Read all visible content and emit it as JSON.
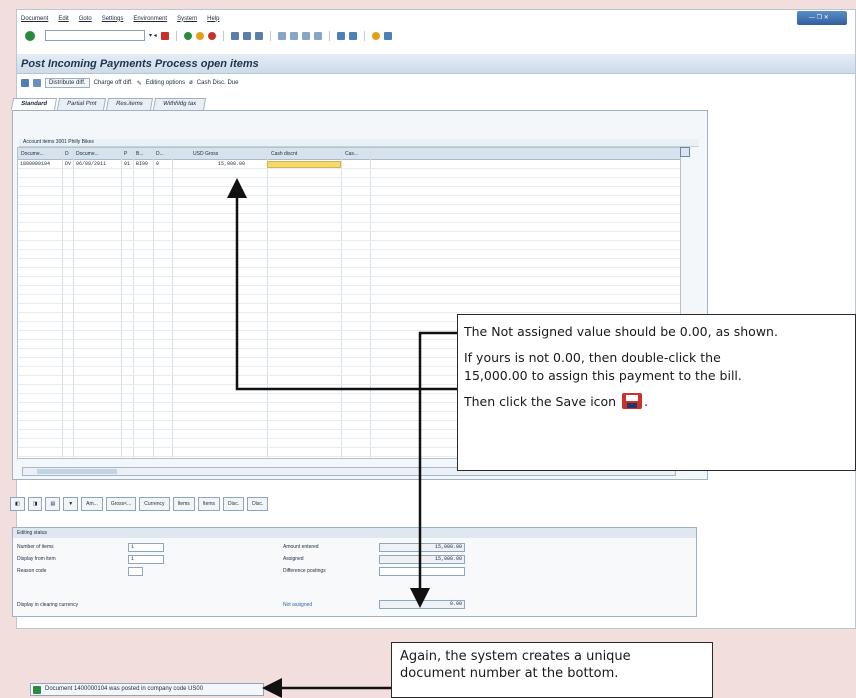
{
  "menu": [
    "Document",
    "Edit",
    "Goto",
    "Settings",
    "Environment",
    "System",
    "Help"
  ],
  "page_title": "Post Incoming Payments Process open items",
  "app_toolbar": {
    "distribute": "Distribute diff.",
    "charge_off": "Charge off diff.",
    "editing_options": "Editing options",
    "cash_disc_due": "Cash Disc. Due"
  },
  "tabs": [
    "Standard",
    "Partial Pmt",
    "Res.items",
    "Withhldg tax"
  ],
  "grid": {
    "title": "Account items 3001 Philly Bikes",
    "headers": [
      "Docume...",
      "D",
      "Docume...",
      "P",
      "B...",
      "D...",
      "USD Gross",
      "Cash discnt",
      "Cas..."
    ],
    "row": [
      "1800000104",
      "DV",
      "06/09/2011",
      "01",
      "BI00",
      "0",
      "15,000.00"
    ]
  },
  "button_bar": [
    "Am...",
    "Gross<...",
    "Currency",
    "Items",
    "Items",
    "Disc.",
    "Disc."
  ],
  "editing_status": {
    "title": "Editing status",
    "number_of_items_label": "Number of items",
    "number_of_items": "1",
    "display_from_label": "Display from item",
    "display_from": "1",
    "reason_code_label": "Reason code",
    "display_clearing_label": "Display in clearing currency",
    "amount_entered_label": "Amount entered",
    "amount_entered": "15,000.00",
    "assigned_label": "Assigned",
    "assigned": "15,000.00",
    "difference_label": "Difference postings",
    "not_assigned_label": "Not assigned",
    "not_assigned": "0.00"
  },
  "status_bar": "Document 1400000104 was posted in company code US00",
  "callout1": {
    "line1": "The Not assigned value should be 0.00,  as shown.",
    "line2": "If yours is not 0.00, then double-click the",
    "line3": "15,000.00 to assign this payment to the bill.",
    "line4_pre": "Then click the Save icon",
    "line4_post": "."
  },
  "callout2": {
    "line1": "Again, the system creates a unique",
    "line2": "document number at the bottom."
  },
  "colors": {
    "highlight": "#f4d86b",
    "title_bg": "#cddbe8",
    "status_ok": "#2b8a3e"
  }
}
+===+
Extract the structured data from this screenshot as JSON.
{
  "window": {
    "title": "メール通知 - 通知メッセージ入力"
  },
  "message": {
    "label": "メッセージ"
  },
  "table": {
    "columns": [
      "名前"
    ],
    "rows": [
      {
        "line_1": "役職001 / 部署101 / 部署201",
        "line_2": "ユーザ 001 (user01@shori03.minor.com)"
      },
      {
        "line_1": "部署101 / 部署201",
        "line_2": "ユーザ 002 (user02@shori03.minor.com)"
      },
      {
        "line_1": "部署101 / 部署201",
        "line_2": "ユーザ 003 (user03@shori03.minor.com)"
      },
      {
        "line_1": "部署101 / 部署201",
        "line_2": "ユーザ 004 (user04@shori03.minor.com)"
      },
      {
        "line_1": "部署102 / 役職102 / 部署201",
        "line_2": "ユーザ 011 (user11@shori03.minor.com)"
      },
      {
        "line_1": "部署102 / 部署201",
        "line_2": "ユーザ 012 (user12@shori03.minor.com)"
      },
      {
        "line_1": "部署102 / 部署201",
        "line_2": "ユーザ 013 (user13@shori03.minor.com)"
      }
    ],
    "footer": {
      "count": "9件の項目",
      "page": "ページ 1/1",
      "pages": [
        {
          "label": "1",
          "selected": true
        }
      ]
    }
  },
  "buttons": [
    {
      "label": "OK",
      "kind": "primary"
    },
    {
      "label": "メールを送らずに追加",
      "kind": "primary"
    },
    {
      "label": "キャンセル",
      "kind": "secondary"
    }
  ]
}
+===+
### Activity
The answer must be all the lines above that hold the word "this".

### The answer
    "line3": "15,000.00 to assign this payment to the bill.",
Extract the structured data from this screenshot as JSON.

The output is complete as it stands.